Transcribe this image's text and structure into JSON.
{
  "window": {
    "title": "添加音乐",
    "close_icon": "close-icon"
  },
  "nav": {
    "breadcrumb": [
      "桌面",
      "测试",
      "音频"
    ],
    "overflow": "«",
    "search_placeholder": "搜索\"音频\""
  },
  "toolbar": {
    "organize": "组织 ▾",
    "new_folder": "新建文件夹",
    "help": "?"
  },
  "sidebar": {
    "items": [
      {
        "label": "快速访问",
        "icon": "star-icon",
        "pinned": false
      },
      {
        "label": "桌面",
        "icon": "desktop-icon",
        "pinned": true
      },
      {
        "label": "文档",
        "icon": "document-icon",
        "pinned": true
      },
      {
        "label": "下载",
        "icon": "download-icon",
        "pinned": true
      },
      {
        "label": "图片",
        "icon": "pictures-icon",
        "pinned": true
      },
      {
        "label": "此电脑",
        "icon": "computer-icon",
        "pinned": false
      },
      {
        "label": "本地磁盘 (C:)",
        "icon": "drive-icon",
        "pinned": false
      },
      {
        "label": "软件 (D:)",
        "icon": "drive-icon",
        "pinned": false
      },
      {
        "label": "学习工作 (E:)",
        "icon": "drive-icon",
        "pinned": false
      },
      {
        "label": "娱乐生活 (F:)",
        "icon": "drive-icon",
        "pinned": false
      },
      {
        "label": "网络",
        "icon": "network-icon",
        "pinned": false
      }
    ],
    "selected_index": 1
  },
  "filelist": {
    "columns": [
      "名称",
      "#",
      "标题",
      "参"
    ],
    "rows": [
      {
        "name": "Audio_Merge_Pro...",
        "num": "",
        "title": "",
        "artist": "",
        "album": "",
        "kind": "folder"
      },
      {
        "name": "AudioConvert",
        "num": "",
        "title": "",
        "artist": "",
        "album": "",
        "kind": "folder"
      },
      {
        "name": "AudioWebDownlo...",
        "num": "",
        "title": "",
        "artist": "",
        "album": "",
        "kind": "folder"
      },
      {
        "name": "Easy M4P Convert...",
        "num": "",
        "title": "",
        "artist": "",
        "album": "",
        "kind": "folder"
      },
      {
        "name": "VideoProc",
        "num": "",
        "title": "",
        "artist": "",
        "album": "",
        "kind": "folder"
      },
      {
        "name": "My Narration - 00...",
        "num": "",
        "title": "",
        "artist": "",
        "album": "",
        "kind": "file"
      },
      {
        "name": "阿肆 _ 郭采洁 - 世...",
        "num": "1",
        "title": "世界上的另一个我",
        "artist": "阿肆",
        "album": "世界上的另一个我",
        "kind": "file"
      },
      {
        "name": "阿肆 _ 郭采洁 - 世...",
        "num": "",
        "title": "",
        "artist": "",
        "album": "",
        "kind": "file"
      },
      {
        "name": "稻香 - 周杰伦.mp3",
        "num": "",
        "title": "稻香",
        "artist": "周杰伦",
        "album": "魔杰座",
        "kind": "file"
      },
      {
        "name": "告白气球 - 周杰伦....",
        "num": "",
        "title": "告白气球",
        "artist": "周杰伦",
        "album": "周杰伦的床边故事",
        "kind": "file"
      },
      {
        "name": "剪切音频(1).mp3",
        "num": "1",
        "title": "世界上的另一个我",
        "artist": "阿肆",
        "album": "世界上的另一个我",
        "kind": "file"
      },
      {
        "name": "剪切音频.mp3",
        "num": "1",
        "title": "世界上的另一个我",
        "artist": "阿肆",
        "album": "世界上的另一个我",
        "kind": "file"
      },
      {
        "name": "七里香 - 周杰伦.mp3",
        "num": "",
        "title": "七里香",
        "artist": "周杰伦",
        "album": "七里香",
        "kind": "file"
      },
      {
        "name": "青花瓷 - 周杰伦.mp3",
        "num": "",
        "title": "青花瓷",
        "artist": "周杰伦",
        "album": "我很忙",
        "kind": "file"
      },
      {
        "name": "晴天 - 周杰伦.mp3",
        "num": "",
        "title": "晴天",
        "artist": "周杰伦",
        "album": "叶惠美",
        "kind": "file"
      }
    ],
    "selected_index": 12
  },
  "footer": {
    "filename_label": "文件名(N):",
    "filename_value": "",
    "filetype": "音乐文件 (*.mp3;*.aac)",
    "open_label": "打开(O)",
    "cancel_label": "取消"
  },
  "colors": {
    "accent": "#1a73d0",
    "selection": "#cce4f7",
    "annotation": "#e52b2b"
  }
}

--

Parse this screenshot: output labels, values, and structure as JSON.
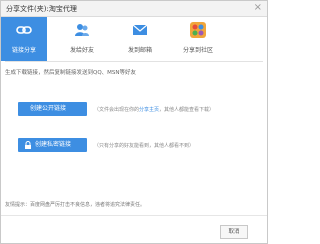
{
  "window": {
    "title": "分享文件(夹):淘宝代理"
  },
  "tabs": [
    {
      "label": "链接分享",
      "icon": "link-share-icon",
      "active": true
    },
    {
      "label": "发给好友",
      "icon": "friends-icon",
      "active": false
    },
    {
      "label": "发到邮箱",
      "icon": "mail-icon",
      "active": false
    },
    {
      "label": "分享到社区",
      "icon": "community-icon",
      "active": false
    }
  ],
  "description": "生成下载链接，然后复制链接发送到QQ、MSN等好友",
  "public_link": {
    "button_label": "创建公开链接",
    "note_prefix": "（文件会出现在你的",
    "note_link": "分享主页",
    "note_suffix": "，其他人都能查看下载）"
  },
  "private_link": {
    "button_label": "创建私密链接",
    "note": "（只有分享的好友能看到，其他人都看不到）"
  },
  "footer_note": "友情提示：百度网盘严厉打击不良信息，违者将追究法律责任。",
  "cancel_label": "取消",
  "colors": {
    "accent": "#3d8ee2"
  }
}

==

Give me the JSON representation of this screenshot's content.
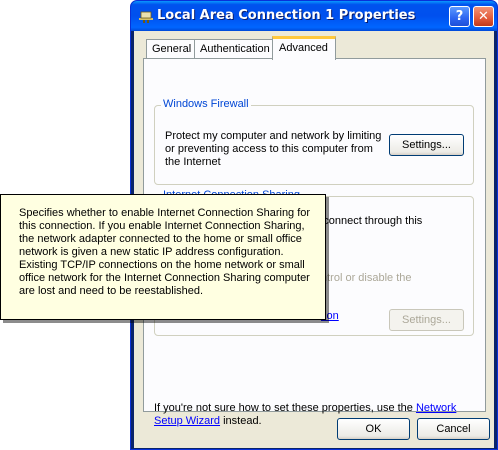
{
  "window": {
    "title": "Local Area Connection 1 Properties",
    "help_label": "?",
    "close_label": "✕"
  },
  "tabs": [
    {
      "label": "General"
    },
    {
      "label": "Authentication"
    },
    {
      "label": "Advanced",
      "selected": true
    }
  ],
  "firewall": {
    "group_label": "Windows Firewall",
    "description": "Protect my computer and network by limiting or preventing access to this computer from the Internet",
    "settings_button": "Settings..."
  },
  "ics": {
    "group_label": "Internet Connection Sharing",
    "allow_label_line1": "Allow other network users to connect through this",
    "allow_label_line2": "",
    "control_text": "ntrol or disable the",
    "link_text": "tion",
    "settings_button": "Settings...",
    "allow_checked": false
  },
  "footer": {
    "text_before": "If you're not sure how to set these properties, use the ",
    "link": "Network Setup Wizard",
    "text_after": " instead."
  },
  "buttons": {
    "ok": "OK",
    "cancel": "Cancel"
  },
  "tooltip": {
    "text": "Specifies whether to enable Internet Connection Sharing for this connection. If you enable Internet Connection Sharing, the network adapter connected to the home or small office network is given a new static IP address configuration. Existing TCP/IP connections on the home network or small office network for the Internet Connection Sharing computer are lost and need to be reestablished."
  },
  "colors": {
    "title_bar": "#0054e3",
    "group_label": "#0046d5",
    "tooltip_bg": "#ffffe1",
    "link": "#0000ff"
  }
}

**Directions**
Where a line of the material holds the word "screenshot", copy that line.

**Response to the exercise**
Parse this screenshot: output labels, values, and structure as JSON.
Give me the JSON representation of this screenshot's content.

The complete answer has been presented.